Task instructions: In the entries below, filter for the word "title" and copy every matching line.

Entries supplied:

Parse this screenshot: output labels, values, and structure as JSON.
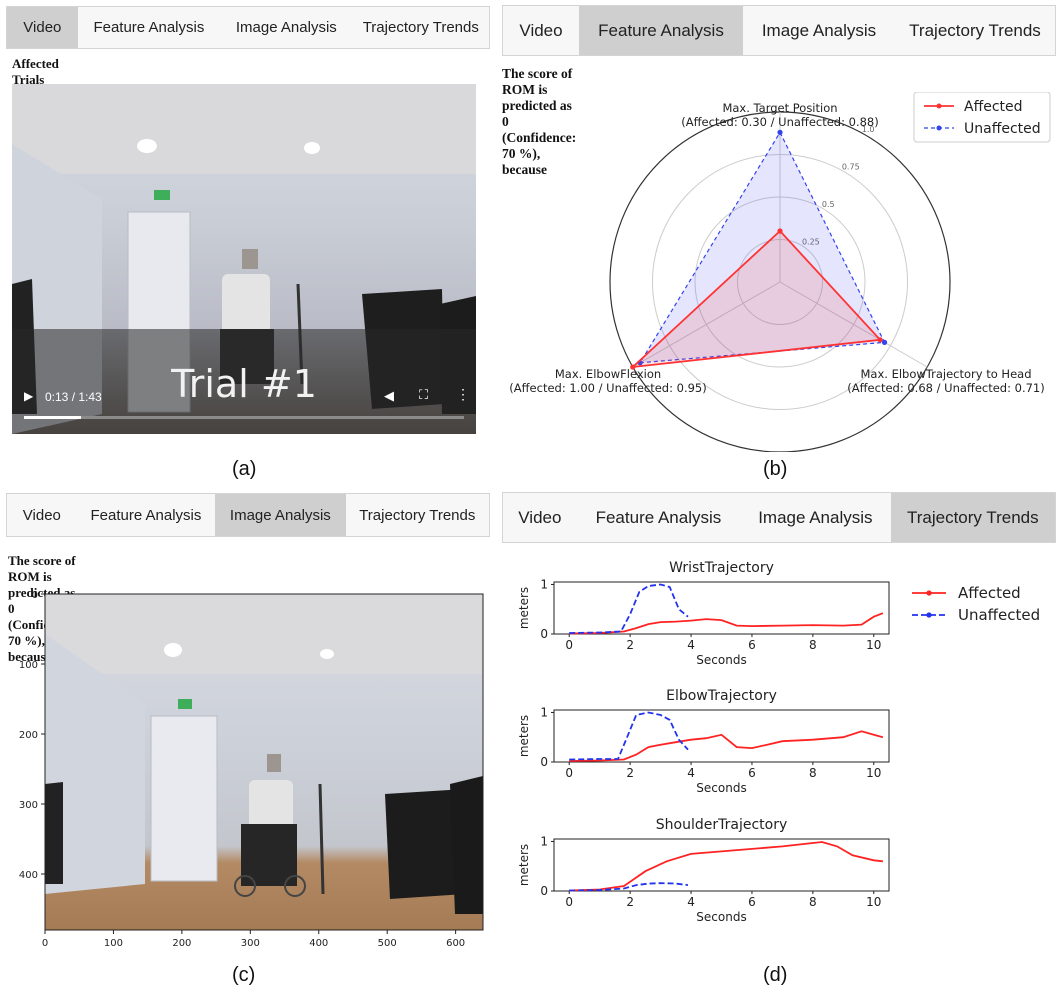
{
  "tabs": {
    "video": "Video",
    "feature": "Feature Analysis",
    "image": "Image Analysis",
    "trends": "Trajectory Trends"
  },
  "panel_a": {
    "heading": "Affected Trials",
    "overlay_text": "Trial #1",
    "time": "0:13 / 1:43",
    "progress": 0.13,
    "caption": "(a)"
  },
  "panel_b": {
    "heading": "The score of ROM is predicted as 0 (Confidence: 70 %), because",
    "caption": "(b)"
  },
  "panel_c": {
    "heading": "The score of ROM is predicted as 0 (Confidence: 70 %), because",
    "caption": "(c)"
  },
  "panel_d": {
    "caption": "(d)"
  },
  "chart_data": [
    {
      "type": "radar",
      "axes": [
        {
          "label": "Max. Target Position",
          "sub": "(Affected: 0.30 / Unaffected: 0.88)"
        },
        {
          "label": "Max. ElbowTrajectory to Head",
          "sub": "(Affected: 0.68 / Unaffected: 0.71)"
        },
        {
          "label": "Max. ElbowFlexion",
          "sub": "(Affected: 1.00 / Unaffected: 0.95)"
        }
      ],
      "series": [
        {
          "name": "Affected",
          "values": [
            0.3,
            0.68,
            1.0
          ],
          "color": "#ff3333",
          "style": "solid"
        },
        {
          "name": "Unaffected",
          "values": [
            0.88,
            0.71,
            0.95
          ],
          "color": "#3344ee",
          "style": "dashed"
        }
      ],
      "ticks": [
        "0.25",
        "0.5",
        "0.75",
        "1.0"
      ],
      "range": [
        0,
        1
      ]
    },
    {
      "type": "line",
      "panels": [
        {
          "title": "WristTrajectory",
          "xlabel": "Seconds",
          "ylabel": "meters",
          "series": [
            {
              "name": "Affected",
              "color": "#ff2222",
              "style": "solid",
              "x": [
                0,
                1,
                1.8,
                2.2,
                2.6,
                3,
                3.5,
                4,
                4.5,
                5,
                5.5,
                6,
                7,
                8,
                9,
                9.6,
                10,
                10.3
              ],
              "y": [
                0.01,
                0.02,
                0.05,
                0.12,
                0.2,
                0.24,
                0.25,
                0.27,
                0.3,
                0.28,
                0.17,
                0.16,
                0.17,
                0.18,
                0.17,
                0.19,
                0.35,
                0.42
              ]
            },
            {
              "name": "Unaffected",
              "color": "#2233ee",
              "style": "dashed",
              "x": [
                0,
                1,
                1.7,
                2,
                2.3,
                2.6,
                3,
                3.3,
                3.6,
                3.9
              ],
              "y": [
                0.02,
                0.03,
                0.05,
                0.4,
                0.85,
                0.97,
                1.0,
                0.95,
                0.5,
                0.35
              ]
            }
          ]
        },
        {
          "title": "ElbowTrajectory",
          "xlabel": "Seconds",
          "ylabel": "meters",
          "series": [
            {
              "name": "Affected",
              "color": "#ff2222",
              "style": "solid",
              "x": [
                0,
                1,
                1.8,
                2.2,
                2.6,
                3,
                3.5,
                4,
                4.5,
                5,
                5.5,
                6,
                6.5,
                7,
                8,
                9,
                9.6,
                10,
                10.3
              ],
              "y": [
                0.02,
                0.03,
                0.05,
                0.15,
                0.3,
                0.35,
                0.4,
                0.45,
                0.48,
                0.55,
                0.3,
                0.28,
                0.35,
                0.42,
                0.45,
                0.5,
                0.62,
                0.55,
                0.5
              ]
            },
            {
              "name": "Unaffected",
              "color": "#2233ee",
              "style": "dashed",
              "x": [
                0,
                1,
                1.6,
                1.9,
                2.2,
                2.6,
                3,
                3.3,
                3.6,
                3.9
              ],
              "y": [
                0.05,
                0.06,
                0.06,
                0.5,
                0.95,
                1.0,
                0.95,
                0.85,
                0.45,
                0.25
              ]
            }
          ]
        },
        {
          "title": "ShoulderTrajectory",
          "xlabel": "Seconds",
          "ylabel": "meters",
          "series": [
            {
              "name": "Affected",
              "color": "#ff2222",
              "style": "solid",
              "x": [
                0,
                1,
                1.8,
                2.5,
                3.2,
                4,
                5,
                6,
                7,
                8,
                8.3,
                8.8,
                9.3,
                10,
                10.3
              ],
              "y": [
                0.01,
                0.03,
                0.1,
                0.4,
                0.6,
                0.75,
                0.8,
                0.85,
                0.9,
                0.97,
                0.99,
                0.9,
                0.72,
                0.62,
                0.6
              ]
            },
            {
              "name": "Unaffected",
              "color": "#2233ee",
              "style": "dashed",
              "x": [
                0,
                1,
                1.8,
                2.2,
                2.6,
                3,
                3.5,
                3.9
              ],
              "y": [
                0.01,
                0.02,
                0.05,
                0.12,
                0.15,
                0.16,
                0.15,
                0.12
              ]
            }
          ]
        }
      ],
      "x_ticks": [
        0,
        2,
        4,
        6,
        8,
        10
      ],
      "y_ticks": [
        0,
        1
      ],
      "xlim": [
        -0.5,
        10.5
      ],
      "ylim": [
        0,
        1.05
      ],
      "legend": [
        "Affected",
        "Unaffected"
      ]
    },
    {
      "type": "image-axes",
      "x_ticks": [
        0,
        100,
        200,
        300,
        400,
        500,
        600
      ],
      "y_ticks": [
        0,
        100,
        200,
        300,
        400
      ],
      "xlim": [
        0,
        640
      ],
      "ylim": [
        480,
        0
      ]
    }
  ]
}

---

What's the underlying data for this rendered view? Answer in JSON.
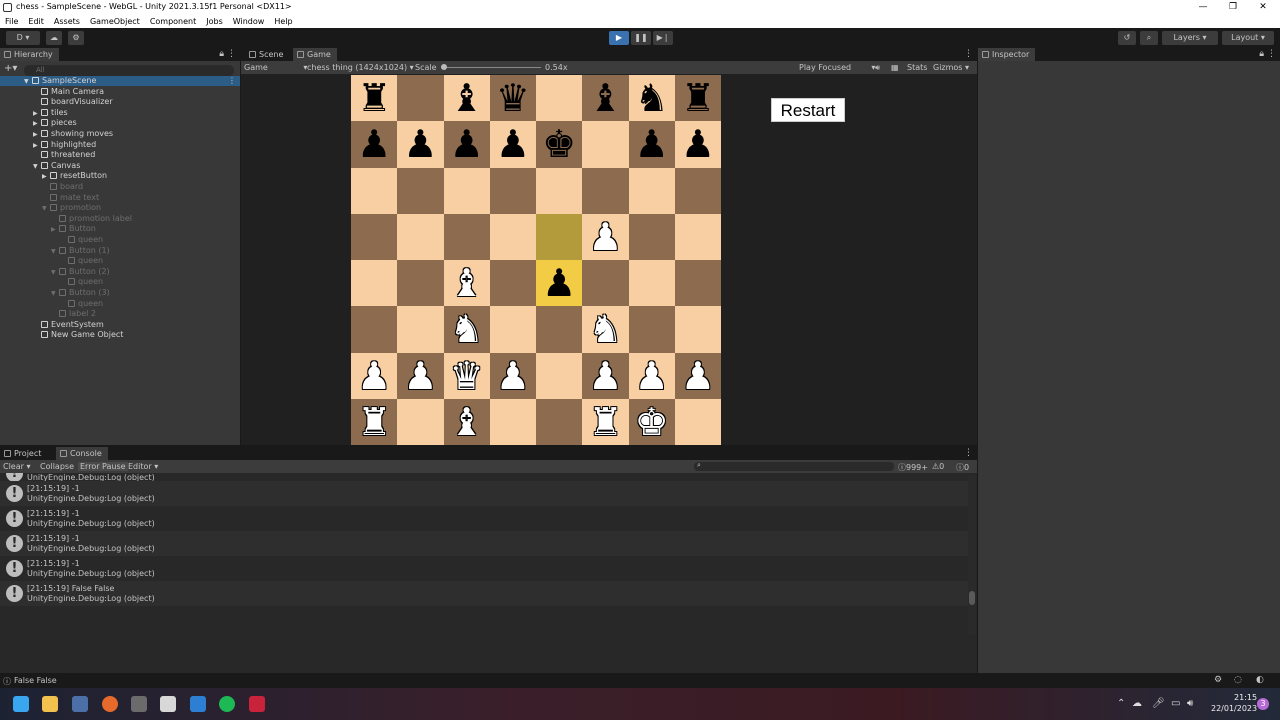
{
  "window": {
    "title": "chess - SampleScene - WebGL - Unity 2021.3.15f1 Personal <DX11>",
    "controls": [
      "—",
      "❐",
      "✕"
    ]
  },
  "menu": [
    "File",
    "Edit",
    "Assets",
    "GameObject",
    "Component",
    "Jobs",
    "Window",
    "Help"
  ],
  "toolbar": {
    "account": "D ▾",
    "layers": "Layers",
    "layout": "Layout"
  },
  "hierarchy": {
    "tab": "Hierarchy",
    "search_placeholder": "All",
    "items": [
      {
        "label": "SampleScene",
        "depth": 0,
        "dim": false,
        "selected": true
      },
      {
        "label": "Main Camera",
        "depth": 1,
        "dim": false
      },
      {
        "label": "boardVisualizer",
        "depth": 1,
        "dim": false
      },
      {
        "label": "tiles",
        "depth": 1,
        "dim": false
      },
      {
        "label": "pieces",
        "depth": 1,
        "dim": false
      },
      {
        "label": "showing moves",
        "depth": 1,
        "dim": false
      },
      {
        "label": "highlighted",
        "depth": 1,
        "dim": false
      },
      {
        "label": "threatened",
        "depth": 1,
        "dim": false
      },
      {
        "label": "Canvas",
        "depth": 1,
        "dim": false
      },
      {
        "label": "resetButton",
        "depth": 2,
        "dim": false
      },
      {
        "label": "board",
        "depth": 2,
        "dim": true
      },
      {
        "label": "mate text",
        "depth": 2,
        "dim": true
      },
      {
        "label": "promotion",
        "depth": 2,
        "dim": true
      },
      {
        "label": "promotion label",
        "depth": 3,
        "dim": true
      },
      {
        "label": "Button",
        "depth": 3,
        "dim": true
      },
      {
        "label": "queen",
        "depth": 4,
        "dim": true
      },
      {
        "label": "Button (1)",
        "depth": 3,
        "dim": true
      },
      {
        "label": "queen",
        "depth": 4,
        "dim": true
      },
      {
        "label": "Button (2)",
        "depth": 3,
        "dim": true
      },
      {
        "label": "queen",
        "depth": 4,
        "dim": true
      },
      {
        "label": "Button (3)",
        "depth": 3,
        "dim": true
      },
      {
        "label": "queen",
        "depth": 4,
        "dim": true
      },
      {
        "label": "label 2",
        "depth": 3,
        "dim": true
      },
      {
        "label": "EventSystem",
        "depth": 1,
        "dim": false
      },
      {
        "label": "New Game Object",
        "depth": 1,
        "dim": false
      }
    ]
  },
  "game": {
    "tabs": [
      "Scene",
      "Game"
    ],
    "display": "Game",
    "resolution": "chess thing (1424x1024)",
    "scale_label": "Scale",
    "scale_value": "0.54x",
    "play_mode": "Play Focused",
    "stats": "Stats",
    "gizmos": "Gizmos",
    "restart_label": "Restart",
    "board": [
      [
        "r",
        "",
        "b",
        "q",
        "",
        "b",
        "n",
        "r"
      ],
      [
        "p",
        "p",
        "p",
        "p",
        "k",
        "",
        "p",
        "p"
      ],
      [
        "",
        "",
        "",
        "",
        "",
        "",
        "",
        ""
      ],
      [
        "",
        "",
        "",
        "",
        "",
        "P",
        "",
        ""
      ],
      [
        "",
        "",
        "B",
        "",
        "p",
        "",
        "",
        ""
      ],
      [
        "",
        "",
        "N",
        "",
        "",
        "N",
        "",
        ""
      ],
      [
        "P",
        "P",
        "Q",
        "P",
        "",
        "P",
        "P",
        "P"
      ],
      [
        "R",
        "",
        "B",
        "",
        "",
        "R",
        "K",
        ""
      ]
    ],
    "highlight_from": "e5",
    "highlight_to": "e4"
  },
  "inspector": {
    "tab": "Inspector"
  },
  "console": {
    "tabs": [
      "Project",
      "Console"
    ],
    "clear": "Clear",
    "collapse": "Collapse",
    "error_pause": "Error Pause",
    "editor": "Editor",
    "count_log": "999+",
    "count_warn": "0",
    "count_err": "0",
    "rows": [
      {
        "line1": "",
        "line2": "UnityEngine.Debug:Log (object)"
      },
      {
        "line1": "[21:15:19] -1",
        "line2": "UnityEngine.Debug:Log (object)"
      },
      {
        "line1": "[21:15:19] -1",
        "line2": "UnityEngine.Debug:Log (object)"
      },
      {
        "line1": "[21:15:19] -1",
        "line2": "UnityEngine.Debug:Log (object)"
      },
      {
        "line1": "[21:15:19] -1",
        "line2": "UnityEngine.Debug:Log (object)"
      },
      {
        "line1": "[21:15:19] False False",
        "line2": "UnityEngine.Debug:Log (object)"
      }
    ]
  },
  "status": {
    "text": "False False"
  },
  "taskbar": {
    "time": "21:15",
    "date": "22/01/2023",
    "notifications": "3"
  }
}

Exercise answer:
          "title": "WristTrajectory",
          "title": "ElbowTrajectory",
          "title": "ShoulderTrajectory",
    "title": "chess - SampleScene - WebGL - Unity 2021.3.15f1 Personal <DX11>",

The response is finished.